The camera opens on a young man making his way down a steel corridor. A melancholy piano track plays as we see tight shots of his somber face cut with past scenes of his training and space travels. He reaches a room at the end of the hall and straps himself into a menacing medical device that turns him into a Spartan III super soldier.
The character, Carter-A259, is the star of a live-action video that promotes Halo: Reach, the latest game in Microsoft's best-selling Halo series, which goes on sale in September. (The game's main marketing push begins next month.) It has been shown, in various lengths, on ABC, cable, online and in theaters during Iron Man 2 on its opening weekend.
Called "Birth of a Spartan," the promo is a suspense-building, cinematic three-minute short about the game's hero that was helmed by veteran commercial director Noam Murro. It's also the latest example of an increasingly popular trend: the use of live-action storytelling to sell video games.
Just as video games have grown increasingly sophisticated, so, too, has the marketing used to sell them. Where short video game ads were once mere copies of movie trailers (they relied, for instance, on shots lifted from the games themselves), the promos have become a hot creative showcase for agencies and live-action filmmaking talent. Budgets have grown, as well, with some reaching $10 million, per sources.
Live-action ads are "a platform for them to do bigger and better things," says Scott Duchon, co-founder of agencytwofifteen, the San Francisco shop that handles advertising for Microsoft Xbox -- a company that currently dominates the live-action promo category.
There are myriad recent examples of such ads. Ghost Recon: Future Soldier, the newest release from the Tom Clancy collection from gamemaker Ubisoft, has a campaign that includes a two-plus-minute, live-action trailer directed by Ben Mor of Little Minx, and will soon have a 20-minute live-action short from the Oscar-winning team, of Hervé de Crécy and François Alaux. Microsoft Game Studios' psychological thriller, Alan Wake, was marketed, in part, with the online, episodic, live-action series, "Bright Falls," directed by Phillip Van, also of Little Minx.
In addition, the campaign for Ubisoft's Assassin's Creed II game included three short films that, put together, were some 30-minutes long. Called "Lineage," they probed the background of the game's lead character, Ezio. And the marketing for Halo: ODST, the fifth in Microsoft's series, included a live-action spot called "The Life," directed by Rupert Sanders of MJZ.

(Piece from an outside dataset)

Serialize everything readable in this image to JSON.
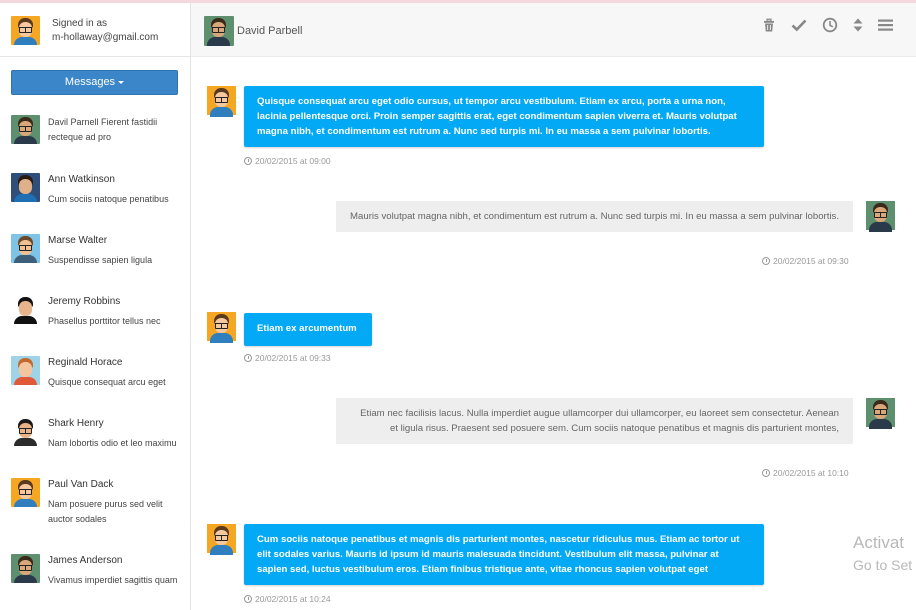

Such video-game promos are not new. Most notably there was "Believe," the 2007 multi-platform, live-action video campaign for Halo 3 from agencytwofifteen, then T.A.G., which earned top honors at many awards shows. The "Believe" videos, directed by Sanders, depicted a single battle in Halo 3 and featured fictional veterans reminiscing about the in-game war and the role played by the heroic Master Chief.
"We needed to find something that was going to have a bigger emotional connection" than clips lifted from the game, explains Duchon. "We needed to have story lines that connect with people the way movies connect."
Taylor Smith, director of global marketing communications, Xbox, adds that "we believe in content creation rather than promoting something. We're in a category that people are so excited about, commit tons of money and time to, and we feel it's our responsibility to be more of an extension of the [game]."
Van, who directed and co-wrote "Bright Falls" for agencytwofifteen, explains the online series jibed with his artistic sensibilities. "It's the sort of psychological territory I like to explore in my work," says Van, whose non-advertising shorts include Darkland and High Maintenance.
What's unique about working in the video game category, say some agencies and marketers, is how video gamers are such a zealous and dedicated breed who dissect game content and related promotional material.
The "Bright Falls" promo series was analyzed frame by frame by fans, says Van. "It was clear we were dealing with a fan base that is ravenous and as excited about the details as we were," he notes. "That was totally rewarding."